►
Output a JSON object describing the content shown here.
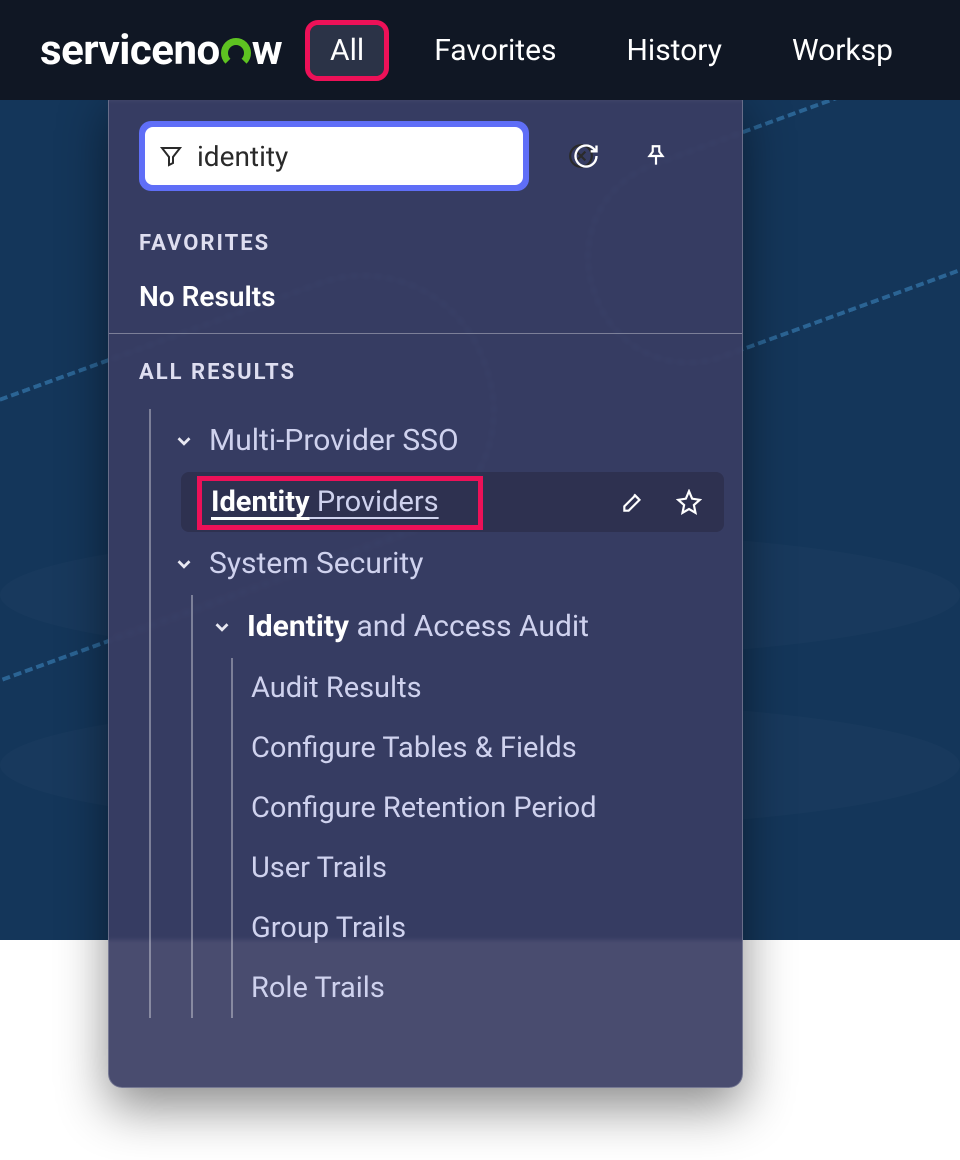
{
  "header": {
    "logo_text_a": "serviceno",
    "logo_text_b": "w",
    "tabs": {
      "all": "All",
      "favorites": "Favorites",
      "history": "History",
      "workspaces": "Worksp"
    }
  },
  "dropdown": {
    "search_value": "identity",
    "sections": {
      "favorites_label": "FAVORITES",
      "favorites_empty": "No Results",
      "all_results_label": "ALL RESULTS"
    },
    "tree": {
      "sso": {
        "label": "Multi-Provider SSO",
        "identity_providers_match": "Identity",
        "identity_providers_rest": " Providers"
      },
      "security": {
        "label": "System Security",
        "audit_group_match": "Identity",
        "audit_group_rest": " and Access Audit",
        "items": {
          "audit_results": "Audit Results",
          "configure_tables": "Configure Tables & Fields",
          "configure_retention": "Configure Retention Period",
          "user_trails": "User Trails",
          "group_trails": "Group Trails",
          "role_trails": "Role Trails"
        }
      }
    }
  },
  "icons": {
    "filter": "filter-icon",
    "clear": "clear-icon",
    "refresh": "refresh-icon",
    "pin": "pin-icon",
    "edit": "edit-icon",
    "star": "star-icon",
    "chevron": "chevron-down-icon"
  },
  "colors": {
    "highlight": "#ed1158",
    "accent_green": "#5ec221",
    "search_ring": "#5f6ef7",
    "panel_bg": "#3a3d63",
    "header_bg": "#101724"
  }
}
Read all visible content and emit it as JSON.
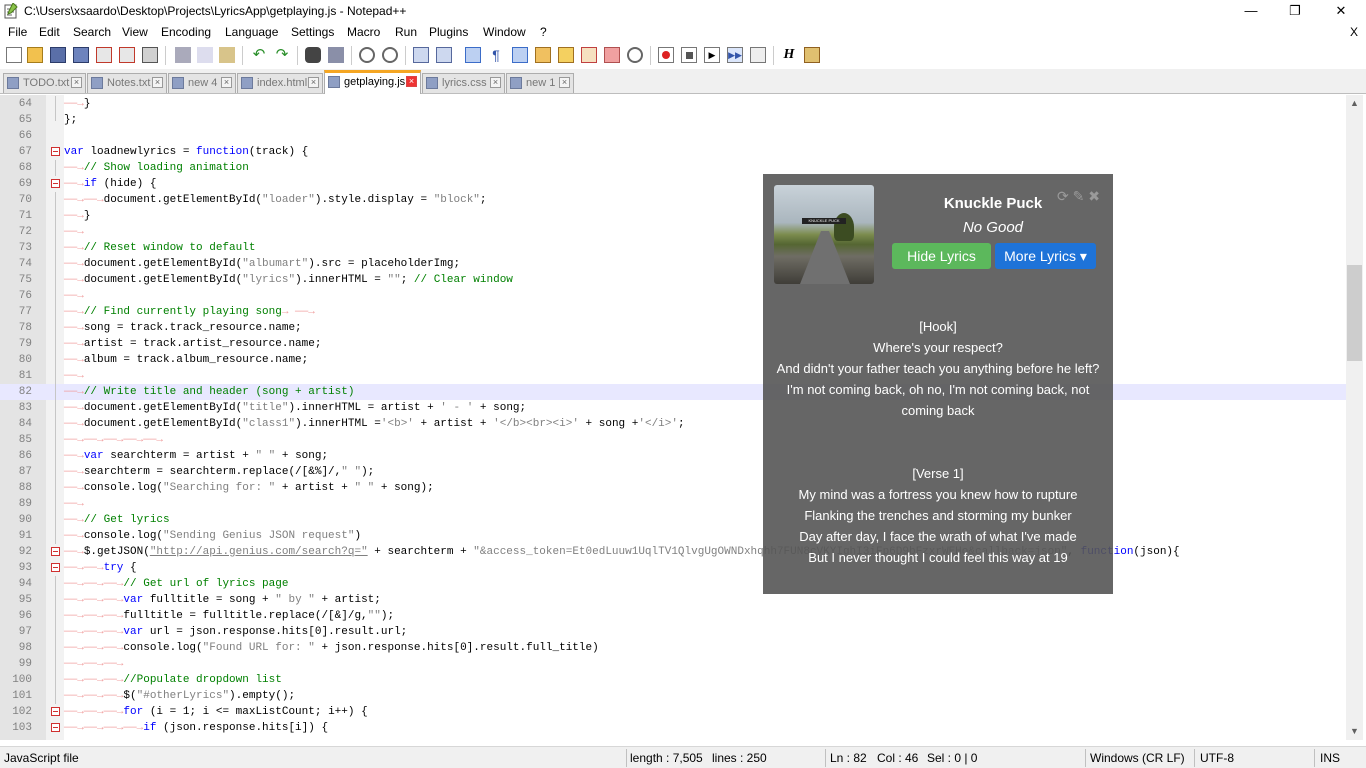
{
  "window": {
    "title": "C:\\Users\\xsaardo\\Desktop\\Projects\\LyricsApp\\getplaying.js - Notepad++",
    "minimize": "—",
    "maximize": "❐",
    "close": "✕"
  },
  "menu": {
    "items": [
      "File",
      "Edit",
      "Search",
      "View",
      "Encoding",
      "Language",
      "Settings",
      "Macro",
      "Run",
      "Plugins",
      "Window",
      "?"
    ],
    "close": "X"
  },
  "tabs": [
    {
      "label": "TODO.txt",
      "active": false
    },
    {
      "label": "Notes.txt",
      "active": false
    },
    {
      "label": "new 4",
      "active": false
    },
    {
      "label": "index.html",
      "active": false
    },
    {
      "label": "getplaying.js",
      "active": true
    },
    {
      "label": "lyrics.css",
      "active": false
    },
    {
      "label": "new 1",
      "active": false
    }
  ],
  "editor": {
    "current_line": 82,
    "lines": [
      {
        "n": "64",
        "fold": "line",
        "html": "<span class=\"ar\">——→</span>}"
      },
      {
        "n": "65",
        "fold": "end",
        "html": "};"
      },
      {
        "n": "66",
        "fold": "",
        "html": ""
      },
      {
        "n": "67",
        "fold": "box",
        "html": "<span class=\"k\">var</span> loadnewlyrics = <span class=\"k\">function</span>(track) {"
      },
      {
        "n": "68",
        "fold": "line",
        "html": "<span class=\"ar\">——→</span><span class=\"c\">// Show loading animation</span>"
      },
      {
        "n": "69",
        "fold": "box",
        "html": "<span class=\"ar\">——→</span><span class=\"k\">if</span> (hide) {"
      },
      {
        "n": "70",
        "fold": "line",
        "html": "<span class=\"ar\">——→——→</span>document.getElementById(<span class=\"s\">\"loader\"</span>).style.display = <span class=\"s\">\"block\"</span>;"
      },
      {
        "n": "71",
        "fold": "line",
        "html": "<span class=\"ar\">——→</span>}"
      },
      {
        "n": "72",
        "fold": "line",
        "html": "<span class=\"ar\">——→</span>"
      },
      {
        "n": "73",
        "fold": "line",
        "html": "<span class=\"ar\">——→</span><span class=\"c\">// Reset window to default</span>"
      },
      {
        "n": "74",
        "fold": "line",
        "html": "<span class=\"ar\">——→</span>document.getElementById(<span class=\"s\">\"albumart\"</span>).src = placeholderImg;"
      },
      {
        "n": "75",
        "fold": "line",
        "html": "<span class=\"ar\">——→</span>document.getElementById(<span class=\"s\">\"lyrics\"</span>).innerHTML = <span class=\"s\">\"\"</span>; <span class=\"c\">// Clear window</span>"
      },
      {
        "n": "76",
        "fold": "line",
        "html": "<span class=\"ar\">——→</span>"
      },
      {
        "n": "77",
        "fold": "line",
        "html": "<span class=\"ar\">——→</span><span class=\"c\">// Find currently playing song</span><span class=\"ar\">→ ——→</span>"
      },
      {
        "n": "78",
        "fold": "line",
        "html": "<span class=\"ar\">——→</span>song = track.track_resource.name;"
      },
      {
        "n": "79",
        "fold": "line",
        "html": "<span class=\"ar\">——→</span>artist = track.artist_resource.name;"
      },
      {
        "n": "80",
        "fold": "line",
        "html": "<span class=\"ar\">——→</span>album = track.album_resource.name;"
      },
      {
        "n": "81",
        "fold": "line",
        "html": "<span class=\"ar\">——→</span>"
      },
      {
        "n": "82",
        "fold": "line",
        "html": "<span class=\"ar\">——→</span><span class=\"c\">// Write title and header (song + artist)</span>"
      },
      {
        "n": "83",
        "fold": "line",
        "html": "<span class=\"ar\">——→</span>document.getElementById(<span class=\"s\">\"title\"</span>).innerHTML = artist + <span class=\"s\">' - '</span> + song;"
      },
      {
        "n": "84",
        "fold": "line",
        "html": "<span class=\"ar\">——→</span>document.getElementById(<span class=\"s\">\"class1\"</span>).innerHTML =<span class=\"s\">'&lt;b&gt;'</span> + artist + <span class=\"s\">'&lt;/b&gt;&lt;br&gt;&lt;i&gt;'</span> + song +<span class=\"s\">'&lt;/i&gt;'</span>;"
      },
      {
        "n": "85",
        "fold": "line",
        "html": "<span class=\"ar\">——→——→——→——→——→</span>"
      },
      {
        "n": "86",
        "fold": "line",
        "html": "<span class=\"ar\">——→</span><span class=\"k\">var</span> searchterm = artist + <span class=\"s\">\" \"</span> + song;"
      },
      {
        "n": "87",
        "fold": "line",
        "html": "<span class=\"ar\">——→</span>searchterm = searchterm.replace(/[&amp;%]/,<span class=\"s\">\" \"</span>);"
      },
      {
        "n": "88",
        "fold": "line",
        "html": "<span class=\"ar\">——→</span>console.log(<span class=\"s\">\"Searching for: \"</span> + artist + <span class=\"s\">\" \"</span> + song);"
      },
      {
        "n": "89",
        "fold": "line",
        "html": "<span class=\"ar\">——→</span>"
      },
      {
        "n": "90",
        "fold": "line",
        "html": "<span class=\"ar\">——→</span><span class=\"c\">// Get lyrics</span>"
      },
      {
        "n": "91",
        "fold": "line",
        "html": "<span class=\"ar\">——→</span>console.log(<span class=\"s\">\"Sending Genius JSON request\"</span>)"
      },
      {
        "n": "92",
        "fold": "box",
        "html": "<span class=\"ar\">——→</span>$.getJSON(<span class=\"s\"><u>\"http://api.genius.com/search?q=\"</u></span> + searchterm + <span class=\"s\">\"&amp;access_token=Et0edLuuw1UqlTV1QlvgUgOWNDxhqhh7FUN8cVKYIghI3iFp6D9bFzxrWEHo&amp;callback=json\"</span>, <span class=\"k\">function</span>(json){"
      },
      {
        "n": "93",
        "fold": "box",
        "html": "<span class=\"ar\">——→——→</span><span class=\"k\">try</span> {"
      },
      {
        "n": "94",
        "fold": "line",
        "html": "<span class=\"ar\">——→——→——→</span><span class=\"c\">// Get url of lyrics page</span>"
      },
      {
        "n": "95",
        "fold": "line",
        "html": "<span class=\"ar\">——→——→——→</span><span class=\"k\">var</span> fulltitle = song + <span class=\"s\">\" by \"</span> + artist;"
      },
      {
        "n": "96",
        "fold": "line",
        "html": "<span class=\"ar\">——→——→——→</span>fulltitle = fulltitle.replace(/[&amp;]/g,<span class=\"s\">\"\"</span>);"
      },
      {
        "n": "97",
        "fold": "line",
        "html": "<span class=\"ar\">——→——→——→</span><span class=\"k\">var</span> url = json.response.hits[0].result.url;"
      },
      {
        "n": "98",
        "fold": "line",
        "html": "<span class=\"ar\">——→——→——→</span>console.log(<span class=\"s\">\"Found URL for: \"</span> + json.response.hits[0].result.full_title)"
      },
      {
        "n": "99",
        "fold": "line",
        "html": "<span class=\"ar\">——→——→——→</span>"
      },
      {
        "n": "100",
        "fold": "line",
        "html": "<span class=\"ar\">——→——→——→</span><span class=\"c\">//Populate dropdown list</span>"
      },
      {
        "n": "101",
        "fold": "line",
        "html": "<span class=\"ar\">——→——→——→</span>$(<span class=\"s\">\"#otherLyrics\"</span>).empty();"
      },
      {
        "n": "102",
        "fold": "box",
        "html": "<span class=\"ar\">——→——→——→</span><span class=\"k\">for</span> (i = 1; i &lt;= maxListCount; i++) {"
      },
      {
        "n": "103",
        "fold": "box",
        "html": "<span class=\"ar\">——→——→——→——→</span><span class=\"k\">if</span> (json.response.hits[i]) {"
      }
    ]
  },
  "overlay": {
    "artist": "Knuckle Puck",
    "song": "No Good",
    "album_text": "KNUCKLE PUCK",
    "hide_button": "Hide Lyrics",
    "more_button": "More Lyrics ▾",
    "icons": [
      "refresh-icon",
      "wrench-icon",
      "close-icon"
    ],
    "lyrics": [
      "[Hook]",
      "Where's your respect?",
      "And didn't your father teach you anything before he left?",
      "I'm not coming back, oh no, I'm not coming back, not coming back",
      "",
      "",
      "[Verse 1]",
      "My mind was a fortress you knew how to rupture",
      "Flanking the trenches and storming my bunker",
      "Day after day, I face the wrath of what I've made",
      "But I never thought I could feel this way at 19"
    ]
  },
  "status": {
    "file_type": "JavaScript file",
    "length": "length : 7,505",
    "lines": "lines : 250",
    "ln": "Ln : 82",
    "col": "Col : 46",
    "sel": "Sel : 0 | 0",
    "eol": "Windows (CR LF)",
    "encoding": "UTF-8",
    "mode": "INS"
  },
  "colors": {
    "active_tab_accent": "#f5a623",
    "hide_button": "#5cb85c",
    "more_button": "#1e73d8",
    "comment": "#008000",
    "keyword": "#0000ff"
  }
}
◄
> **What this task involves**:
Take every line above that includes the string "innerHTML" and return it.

> **Answer for this exercise**:
        "html": "<span class=\"ar\">——→</span>document.getElementById(<span class=\"s\">\"lyrics\"</span>).innerHTML = <span class=\"s\">\"\"</span>; <span class=\"c\">// Clear window</span>"
        "html": "<span class=\"ar\">——→</span>document.getElementById(<span class=\"s\">\"title\"</span>).innerHTML = artist + <span class=\"s\">' - '</span> + song;"
        "html": "<span class=\"ar\">——→</span>document.getElementById(<span class=\"s\">\"class1\"</span>).innerHTML =<span class=\"s\">'&lt;b&gt;'</span> + artist + <span class=\"s\">'&lt;/b&gt;&lt;br&gt;&lt;i&gt;'</span> + song +<span class=\"s\">'&lt;/i&gt;'</span>;"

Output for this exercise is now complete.